** Raw data follows **

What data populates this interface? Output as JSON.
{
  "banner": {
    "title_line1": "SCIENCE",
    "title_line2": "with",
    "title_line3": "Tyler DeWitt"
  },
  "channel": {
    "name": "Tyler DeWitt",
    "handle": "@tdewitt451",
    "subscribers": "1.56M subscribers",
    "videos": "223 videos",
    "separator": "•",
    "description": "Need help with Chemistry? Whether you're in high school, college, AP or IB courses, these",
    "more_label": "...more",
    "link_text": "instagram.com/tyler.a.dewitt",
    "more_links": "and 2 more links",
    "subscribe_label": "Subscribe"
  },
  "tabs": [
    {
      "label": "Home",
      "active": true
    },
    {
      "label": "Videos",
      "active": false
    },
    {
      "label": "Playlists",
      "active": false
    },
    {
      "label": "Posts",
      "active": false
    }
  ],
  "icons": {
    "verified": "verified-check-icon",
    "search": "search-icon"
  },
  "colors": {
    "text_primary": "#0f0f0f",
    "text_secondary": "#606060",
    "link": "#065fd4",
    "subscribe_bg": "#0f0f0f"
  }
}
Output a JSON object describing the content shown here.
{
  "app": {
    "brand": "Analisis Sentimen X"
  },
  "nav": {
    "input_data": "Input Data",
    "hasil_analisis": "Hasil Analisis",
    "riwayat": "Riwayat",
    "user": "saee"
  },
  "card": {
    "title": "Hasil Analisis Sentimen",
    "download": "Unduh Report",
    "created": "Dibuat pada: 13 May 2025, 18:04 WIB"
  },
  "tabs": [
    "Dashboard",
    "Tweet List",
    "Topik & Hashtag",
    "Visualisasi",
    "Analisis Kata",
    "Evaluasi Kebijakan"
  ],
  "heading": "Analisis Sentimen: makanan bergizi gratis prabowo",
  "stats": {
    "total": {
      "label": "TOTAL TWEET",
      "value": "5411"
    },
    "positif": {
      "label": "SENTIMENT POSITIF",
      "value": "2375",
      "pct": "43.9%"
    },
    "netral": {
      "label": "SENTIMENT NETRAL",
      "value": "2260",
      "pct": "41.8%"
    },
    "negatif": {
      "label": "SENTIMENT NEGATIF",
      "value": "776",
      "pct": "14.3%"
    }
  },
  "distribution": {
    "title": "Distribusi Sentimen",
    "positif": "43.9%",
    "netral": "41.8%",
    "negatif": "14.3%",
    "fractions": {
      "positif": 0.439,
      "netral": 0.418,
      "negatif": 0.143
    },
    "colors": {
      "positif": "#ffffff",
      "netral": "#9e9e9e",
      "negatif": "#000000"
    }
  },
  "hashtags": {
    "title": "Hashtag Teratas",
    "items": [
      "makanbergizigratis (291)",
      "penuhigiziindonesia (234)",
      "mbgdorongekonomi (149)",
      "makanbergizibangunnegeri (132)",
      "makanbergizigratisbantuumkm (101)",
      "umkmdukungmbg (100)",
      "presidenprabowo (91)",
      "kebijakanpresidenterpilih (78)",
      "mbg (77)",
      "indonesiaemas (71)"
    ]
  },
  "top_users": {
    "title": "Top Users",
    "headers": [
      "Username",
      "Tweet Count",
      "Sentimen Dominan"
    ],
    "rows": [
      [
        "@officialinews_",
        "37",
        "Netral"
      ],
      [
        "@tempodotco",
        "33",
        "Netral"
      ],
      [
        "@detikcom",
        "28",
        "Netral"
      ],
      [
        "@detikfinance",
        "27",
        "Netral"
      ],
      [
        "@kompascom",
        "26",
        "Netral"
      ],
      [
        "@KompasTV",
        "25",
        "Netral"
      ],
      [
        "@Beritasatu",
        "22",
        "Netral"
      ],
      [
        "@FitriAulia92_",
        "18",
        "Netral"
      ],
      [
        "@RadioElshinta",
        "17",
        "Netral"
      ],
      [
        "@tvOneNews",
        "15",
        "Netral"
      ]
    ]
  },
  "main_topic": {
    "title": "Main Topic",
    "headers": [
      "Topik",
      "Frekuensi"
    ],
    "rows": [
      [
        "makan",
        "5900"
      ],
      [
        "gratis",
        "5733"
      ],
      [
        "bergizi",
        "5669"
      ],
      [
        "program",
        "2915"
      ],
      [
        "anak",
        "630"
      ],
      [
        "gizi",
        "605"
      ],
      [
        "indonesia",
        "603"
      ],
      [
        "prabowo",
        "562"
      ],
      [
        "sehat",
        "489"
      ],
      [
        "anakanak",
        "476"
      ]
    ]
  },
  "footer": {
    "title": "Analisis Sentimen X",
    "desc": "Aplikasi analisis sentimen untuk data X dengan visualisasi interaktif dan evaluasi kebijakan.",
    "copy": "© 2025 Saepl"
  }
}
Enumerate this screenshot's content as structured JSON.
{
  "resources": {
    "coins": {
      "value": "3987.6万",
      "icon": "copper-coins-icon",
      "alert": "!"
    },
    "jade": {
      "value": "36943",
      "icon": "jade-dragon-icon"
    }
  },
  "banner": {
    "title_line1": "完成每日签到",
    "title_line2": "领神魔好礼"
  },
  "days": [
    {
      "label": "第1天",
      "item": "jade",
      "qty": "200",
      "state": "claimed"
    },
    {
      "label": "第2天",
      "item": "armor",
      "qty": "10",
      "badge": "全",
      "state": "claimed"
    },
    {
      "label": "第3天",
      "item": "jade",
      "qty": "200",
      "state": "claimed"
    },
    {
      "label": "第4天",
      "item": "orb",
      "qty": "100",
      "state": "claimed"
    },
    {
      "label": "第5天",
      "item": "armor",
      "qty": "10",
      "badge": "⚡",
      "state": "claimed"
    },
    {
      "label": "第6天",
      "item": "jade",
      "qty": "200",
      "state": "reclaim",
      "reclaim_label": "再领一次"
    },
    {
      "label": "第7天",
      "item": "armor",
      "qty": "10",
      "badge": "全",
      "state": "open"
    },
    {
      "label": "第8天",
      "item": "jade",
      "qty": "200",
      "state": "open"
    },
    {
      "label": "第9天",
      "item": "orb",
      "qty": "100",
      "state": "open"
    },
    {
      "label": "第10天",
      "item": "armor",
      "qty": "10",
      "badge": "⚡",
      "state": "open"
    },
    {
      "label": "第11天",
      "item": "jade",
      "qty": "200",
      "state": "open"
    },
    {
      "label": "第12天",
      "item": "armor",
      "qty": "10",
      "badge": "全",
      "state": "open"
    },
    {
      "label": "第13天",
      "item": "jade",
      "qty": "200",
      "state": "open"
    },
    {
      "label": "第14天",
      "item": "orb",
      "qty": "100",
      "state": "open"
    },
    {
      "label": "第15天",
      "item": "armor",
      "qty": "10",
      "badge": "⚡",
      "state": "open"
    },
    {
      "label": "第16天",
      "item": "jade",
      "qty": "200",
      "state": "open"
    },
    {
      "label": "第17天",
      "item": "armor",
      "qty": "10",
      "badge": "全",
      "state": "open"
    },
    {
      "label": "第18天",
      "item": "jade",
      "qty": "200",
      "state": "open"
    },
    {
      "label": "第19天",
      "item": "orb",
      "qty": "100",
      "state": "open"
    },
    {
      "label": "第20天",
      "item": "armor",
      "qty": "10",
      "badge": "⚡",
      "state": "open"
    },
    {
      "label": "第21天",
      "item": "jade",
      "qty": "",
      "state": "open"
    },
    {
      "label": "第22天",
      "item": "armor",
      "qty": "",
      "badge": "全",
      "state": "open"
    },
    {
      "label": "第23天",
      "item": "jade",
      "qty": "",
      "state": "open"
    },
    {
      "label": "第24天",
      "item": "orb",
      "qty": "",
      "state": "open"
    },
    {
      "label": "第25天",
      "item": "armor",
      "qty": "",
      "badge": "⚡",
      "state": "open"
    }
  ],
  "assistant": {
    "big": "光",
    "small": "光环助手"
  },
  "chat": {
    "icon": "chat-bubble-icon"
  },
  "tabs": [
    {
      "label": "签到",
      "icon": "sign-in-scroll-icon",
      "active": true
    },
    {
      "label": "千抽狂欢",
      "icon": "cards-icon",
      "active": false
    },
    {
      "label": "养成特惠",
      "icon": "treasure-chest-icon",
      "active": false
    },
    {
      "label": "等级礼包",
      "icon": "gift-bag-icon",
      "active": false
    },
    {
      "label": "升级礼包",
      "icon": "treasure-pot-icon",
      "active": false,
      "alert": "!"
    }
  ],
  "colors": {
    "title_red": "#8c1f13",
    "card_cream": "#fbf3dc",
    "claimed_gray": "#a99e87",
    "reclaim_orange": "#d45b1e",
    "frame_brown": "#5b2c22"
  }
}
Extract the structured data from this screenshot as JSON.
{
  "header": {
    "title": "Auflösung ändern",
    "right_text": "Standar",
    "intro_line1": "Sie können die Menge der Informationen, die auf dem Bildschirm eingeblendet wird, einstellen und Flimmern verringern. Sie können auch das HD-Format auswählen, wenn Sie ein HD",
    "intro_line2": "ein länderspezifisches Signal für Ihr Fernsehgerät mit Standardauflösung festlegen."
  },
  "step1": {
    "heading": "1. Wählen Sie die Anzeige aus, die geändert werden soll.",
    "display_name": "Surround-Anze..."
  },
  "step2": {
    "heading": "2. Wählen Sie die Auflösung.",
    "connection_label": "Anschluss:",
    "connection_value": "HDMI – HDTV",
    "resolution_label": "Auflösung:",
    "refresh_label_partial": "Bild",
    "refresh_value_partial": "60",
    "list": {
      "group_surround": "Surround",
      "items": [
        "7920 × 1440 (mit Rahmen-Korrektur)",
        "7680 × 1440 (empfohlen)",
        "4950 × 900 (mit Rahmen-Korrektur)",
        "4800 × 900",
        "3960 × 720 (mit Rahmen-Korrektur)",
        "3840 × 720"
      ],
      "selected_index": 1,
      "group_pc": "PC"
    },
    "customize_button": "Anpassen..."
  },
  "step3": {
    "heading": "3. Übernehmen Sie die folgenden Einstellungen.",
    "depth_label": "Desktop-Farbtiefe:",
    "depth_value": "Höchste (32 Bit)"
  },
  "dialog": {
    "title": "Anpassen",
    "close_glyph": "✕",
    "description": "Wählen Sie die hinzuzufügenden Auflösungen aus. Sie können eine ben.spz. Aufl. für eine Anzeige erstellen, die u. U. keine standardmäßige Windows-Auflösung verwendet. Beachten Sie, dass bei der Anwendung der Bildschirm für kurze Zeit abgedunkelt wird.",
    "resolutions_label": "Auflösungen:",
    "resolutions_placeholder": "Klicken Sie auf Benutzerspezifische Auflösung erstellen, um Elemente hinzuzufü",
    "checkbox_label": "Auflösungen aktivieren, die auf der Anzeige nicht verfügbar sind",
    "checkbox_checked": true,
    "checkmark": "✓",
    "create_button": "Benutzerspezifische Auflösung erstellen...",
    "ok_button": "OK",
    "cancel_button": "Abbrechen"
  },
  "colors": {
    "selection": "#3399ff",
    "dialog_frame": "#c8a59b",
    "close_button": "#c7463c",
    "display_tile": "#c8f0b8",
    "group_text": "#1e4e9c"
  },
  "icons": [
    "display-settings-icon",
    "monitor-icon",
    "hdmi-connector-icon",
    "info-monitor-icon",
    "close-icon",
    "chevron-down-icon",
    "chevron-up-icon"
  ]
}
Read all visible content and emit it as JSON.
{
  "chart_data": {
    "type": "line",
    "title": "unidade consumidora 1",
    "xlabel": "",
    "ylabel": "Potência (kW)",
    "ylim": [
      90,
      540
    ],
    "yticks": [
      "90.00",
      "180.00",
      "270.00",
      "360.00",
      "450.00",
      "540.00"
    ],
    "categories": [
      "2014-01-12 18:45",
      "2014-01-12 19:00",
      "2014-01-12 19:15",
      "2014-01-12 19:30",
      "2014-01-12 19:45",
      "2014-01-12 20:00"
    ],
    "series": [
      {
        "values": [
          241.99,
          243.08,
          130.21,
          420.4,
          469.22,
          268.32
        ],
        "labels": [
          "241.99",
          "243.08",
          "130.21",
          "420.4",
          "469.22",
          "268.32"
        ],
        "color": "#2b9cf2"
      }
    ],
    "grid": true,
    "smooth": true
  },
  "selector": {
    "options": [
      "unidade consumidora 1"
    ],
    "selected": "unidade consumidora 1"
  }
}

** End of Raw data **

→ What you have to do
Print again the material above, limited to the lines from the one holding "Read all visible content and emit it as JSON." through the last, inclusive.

→ Task result
Read all visible content and emit it as JSON.
{
  "chart_data": {
    "type": "line",
    "title": "unidade consumidora 1",
    "xlabel": "",
    "ylabel": "Potência (kW)",
    "ylim": [
      90,
      540
    ],
    "yticks": [
      "90.00",
      "180.00",
      "270.00",
      "360.00",
      "450.00",
      "540.00"
    ],
    "categories": [
      "2014-01-12 18:45",
      "2014-01-12 19:00",
      "2014-01-12 19:15",
      "2014-01-12 19:30",
      "2014-01-12 19:45",
      "2014-01-12 20:00"
    ],
    "series": [
      {
        "values": [
          241.99,
          243.08,
          130.21,
          420.4,
          469.22,
          268.32
        ],
        "labels": [
          "241.99",
          "243.08",
          "130.21",
          "420.4",
          "469.22",
          "268.32"
        ],
        "color": "#2b9cf2"
      }
    ],
    "grid": true,
    "smooth": true
  },
  "selector": {
    "options": [
      "unidade consumidora 1"
    ],
    "selected": "unidade consumidora 1"
  }
}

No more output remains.